Three of A. J. Smith boats are here, who have reported they were ordered to follow certain boats, one of which had been dispatched down.

My orders state "Morgan's corps will follow to some point (Napoleon) as soon as practicable." I have not ordered in case of these boats, but merely mentioned to the commanders that I believe Morgan would follow. If you want them up at the Post send me word and I will dispatch them. On your way down you will find wood and rails near the cut-off and some fine cribs of corn a short distance above. I send for the general some late papers and invite his attention to the Memphis Bulletin of the 10th instant. He will see our success at Post Arkansas recorded, and also the fact that the rebels are investing Spring-field, Mo., and threatening Lexington. The report I received of acting Brigadier-General Garland that Herron and Blunt had retreated from Van Buren must be correct, and his may be additional reason why we should make some move up the Arkansas. The Mississippi River is reported to have fallen slightly, but it looks to me full and high here; but we had not a particle of difficultly in descending.
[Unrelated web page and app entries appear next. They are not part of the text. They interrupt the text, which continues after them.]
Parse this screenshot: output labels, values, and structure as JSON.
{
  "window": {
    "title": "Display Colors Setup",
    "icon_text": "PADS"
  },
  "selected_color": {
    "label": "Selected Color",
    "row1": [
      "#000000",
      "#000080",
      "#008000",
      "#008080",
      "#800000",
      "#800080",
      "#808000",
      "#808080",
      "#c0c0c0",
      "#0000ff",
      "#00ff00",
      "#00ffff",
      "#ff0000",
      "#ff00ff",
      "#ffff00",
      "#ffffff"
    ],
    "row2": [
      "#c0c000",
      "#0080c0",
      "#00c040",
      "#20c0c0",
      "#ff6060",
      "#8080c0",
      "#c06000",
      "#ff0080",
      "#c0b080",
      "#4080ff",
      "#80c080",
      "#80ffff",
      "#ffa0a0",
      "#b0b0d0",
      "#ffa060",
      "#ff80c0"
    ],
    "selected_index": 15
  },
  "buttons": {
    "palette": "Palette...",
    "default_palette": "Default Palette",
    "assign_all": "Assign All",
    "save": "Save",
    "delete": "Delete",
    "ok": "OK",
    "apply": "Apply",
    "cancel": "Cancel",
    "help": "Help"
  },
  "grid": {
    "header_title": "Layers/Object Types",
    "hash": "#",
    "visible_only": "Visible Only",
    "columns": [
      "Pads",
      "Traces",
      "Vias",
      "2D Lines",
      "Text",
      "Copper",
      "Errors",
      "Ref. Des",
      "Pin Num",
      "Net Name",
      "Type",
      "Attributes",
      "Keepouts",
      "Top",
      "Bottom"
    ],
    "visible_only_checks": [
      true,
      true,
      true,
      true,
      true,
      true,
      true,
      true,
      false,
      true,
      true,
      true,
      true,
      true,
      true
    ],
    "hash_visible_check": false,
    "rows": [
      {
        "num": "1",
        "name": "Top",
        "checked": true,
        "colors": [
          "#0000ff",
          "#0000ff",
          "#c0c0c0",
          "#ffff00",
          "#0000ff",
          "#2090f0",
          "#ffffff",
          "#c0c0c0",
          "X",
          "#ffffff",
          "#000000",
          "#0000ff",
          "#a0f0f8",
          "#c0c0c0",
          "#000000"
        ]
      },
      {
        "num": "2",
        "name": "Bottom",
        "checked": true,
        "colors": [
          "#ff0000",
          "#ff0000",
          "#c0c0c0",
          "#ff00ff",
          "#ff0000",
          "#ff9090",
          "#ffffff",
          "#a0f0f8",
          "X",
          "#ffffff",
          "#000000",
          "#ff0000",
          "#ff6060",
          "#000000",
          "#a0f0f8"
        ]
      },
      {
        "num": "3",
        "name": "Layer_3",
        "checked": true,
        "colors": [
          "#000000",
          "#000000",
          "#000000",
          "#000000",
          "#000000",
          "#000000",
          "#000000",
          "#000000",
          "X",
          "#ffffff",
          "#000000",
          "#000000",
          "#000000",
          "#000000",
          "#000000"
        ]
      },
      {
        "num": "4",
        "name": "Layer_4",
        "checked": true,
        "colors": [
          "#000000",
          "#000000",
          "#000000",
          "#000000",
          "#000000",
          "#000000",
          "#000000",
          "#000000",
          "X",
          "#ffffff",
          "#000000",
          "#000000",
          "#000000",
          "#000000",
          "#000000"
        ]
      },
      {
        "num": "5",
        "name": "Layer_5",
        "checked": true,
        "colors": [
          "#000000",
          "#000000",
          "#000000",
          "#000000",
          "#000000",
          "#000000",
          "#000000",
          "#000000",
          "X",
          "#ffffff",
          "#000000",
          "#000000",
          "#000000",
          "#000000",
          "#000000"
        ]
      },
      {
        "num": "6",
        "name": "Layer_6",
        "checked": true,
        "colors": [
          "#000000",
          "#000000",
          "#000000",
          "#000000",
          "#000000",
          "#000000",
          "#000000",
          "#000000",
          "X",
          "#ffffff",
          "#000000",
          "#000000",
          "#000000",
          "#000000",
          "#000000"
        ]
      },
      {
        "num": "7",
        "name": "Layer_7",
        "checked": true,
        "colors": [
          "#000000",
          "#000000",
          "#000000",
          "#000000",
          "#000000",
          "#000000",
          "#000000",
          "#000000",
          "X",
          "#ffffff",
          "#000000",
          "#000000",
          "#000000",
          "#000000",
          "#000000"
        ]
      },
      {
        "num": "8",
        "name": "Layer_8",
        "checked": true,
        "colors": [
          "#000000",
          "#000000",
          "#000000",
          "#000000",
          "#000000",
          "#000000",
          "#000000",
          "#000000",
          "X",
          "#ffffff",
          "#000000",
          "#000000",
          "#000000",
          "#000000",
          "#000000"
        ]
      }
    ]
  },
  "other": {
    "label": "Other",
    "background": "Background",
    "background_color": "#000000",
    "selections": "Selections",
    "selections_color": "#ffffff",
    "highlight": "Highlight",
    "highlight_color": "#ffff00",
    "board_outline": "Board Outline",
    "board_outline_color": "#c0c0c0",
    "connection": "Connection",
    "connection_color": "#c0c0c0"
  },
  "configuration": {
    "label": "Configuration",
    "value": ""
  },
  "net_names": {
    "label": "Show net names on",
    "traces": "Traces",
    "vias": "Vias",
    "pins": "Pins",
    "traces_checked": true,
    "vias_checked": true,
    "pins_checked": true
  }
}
Napoleon is a hard-looking place, and I can see no place where I could form a brigade. I doubt if we can do much in the way of drill or discipline anywhere whilst we are afloat, but I will continue to try.

My chief object in sending a boat up to the general is to send him the newspapers, which five full accounts of Rosecrans' battle. Bragg retreats in the direction of Chattanooga. Grant is in Memphis. Nothing doing on the Rappahannock, and accounts from rebel sources that Banks approaches Port Hudson.

I am, with great respect, your obedient servant,


Major-General, Commanding Corps.